Out of Africa for Africa
The exceptional reproductive drive, virile pre-potency, effortless adaptability to all environments and rugged hardiness of the Drakensberger have combined to make it an ideal motherline breed for maximum and effective beef production and high economic returns. This medium sized breed is indigenous to South Africa and was developed over a period of several centuries. After Vasco da Gama rounded the Cape in 1497 he briefly went ashore to acquire a black ox from the local native people in exchange for three bracelets.
Da Gama subsequently paid tribute to the excellent quality of its meat. This is historys first recording of the black cattle of the Cape. Nearly four hundred years later, at the time of the Great Trek, several voortrekker families left the Cape to travel north with teams of the same black oxen then known by the name of Vaderland cattle.Most of these trekkers settled along the Drakensberg range, among them the Uys family who began farming in the present-day Volksrust area.
The latter's dedicated contribution to the improvement and maintenance of the breed's purity was universally acknowledged, and in due course the name of the breed was changed to Uys cattle. This name remained unchanged until 1947 when the Drakensberger Cattle Breeders Society of South Africa was formed to receive immediate official recognition. By that time the black cattle had become known as
Drakensbergers because of their widespread concentration in the mainly sourveld Drakensberg region, beginning at Dordrecht in the Cape and stretching east and north over a distance of more than a thousand kilometres. Today the breed has spread throughout the country, from Humansdorp in the south, through the eastern
Free State, KwaZulu-Natal and eastern Mpumalanga to Messina in the Northern Province.
Although the Drakensberger has always thrived extremely well on sourveld grazing, of late it has been found to do even better in the sweetveld areas, as a result of which the breed has been moving in substantial numbers into the North-West Province and north western Free State and into the mountainous areas of the Karoo.
Even the rest of the world seems to have taken note of the merits of the Drakensberger, and there have already been steady inquiries about the breed from as far afield as the United States, Canada, Brazil and Mozambique, with exports to Zimbabwe, Namibia and Swaziland"
The declared mission of Drakensberger farmers is to propagate the traditional black animals carrying a maximum amount of high quality beef without sacrifice of the breeds inherent qualities.
These include its ability to adapt to all conditions, its good milk production, the average 35 kg birth weight of calves, its high 90% fertility, its low mortality (in official tests 49% lower than most breeds from birth to wean), the impressive weight reached by weaner calves (heifers 210 kg and bullcalves 240 kg + on average 25 kg more in sweetveld), its even temperament that makes for easy handling, and the outstanding mothering ability of the cows.

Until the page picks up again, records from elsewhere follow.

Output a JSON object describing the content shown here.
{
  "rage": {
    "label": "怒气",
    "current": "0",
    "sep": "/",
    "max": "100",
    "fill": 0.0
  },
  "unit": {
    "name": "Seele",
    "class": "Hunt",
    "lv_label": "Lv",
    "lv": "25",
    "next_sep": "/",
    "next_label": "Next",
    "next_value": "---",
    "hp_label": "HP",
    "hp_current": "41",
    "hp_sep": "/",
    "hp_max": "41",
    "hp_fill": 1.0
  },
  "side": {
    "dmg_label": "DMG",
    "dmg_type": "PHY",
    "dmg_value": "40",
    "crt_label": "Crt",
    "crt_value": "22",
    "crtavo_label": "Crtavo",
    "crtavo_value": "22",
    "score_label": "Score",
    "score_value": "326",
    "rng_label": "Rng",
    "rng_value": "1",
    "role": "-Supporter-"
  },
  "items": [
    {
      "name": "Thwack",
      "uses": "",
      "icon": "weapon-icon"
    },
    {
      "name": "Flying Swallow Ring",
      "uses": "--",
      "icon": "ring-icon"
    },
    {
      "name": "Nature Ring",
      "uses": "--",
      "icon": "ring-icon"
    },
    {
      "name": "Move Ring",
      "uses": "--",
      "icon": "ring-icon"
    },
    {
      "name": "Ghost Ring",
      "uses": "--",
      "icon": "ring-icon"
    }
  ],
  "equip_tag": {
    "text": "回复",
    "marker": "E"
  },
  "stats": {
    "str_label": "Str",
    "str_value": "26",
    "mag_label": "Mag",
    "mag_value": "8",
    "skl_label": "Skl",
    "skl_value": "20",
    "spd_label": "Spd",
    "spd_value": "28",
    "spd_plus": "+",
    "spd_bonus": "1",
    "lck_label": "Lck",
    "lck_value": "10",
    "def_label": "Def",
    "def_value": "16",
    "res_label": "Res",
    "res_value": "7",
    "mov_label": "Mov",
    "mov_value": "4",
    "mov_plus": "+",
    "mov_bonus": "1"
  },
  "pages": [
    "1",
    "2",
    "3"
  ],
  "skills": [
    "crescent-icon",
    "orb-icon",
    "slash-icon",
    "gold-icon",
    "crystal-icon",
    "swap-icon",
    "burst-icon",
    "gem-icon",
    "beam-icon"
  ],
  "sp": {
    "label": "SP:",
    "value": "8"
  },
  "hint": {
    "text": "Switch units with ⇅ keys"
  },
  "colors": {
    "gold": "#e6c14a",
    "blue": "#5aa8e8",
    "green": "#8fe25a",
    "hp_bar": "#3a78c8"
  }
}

Visual and performance testing of animals for registration is compulsory, and many breeders have testified that this requirement has not only brought about a marked improvement in the weaning weight and calving percentage of their herds but has also proven with the further help of BLUP analyses to be the best guide for the selection of animals.
At present about 14 000 purebred Drakensberger females and 5 300 males are registered, and on average new registrations made annually number 2 700 females and 2 800 males. All registered Drakensbergers carry a capital 'D' on the left shoulder. The society issue certificates of purity to breeders of commercial Drakensberger cattle that meet the breed's standards of excellence. This certification enables the owners of the animals to demand a premium price from buyers of their stock. To date the record price paid for a Drakensberger bull at a public auction is R65 000, while the top price paid for a female is R32 000.
On average Drakensberger bulls now realise R19 000 and females R11 000. Attendances to auctions often include African farmers who favour the breed for draught and milking purposes. The demand for females is so great at present that it is difficult to satisfy. Breeders emphasise that one of the biggest attributes of Drakensberger cattle is their ability to make maximum use of natural grazing, which is the cheapest asset available to any livestock breeder."
Off the veld at 30 months they weigh about 550 kg each, while purebred Drakensberger weaner calves finished at a feedlot weighs about 440 kg at as early an age as 11 months. Another special merit of the breed is its ability to cross well with both Bos indicus and Bos taurus breeds, making it exceptionally suitable as a motherline breed in crossbreeding systems.
Mature bulls weigh from 820 kg to 1 100 kg, and cows from 550 kg to 720 kg. Cows remain in production for up to 20 years.
FERTILITY: conception rates over a 12 year period on sourveld:
Reconception of heifers/90%
= an ICP of 394 days.
IMPORTANT! 92% of the cows/heifers calved down within the first third of the calving season after a mating season of 75 days only.
The Drakensberger is Primarily a dam Line
- Early to medium maturity
- Medium frame size
- Low maintenance requirements
- Fertile - ICP to 353 days/92 cows
- Milk - 240 kg weaning weight (205 days)is common in stud
- Long productive life of 14 years and more
The following results were published by Johan Bloem of
Kanhym Feedlot where 1015 Drakensbergers were tested:
Days in feedlot=109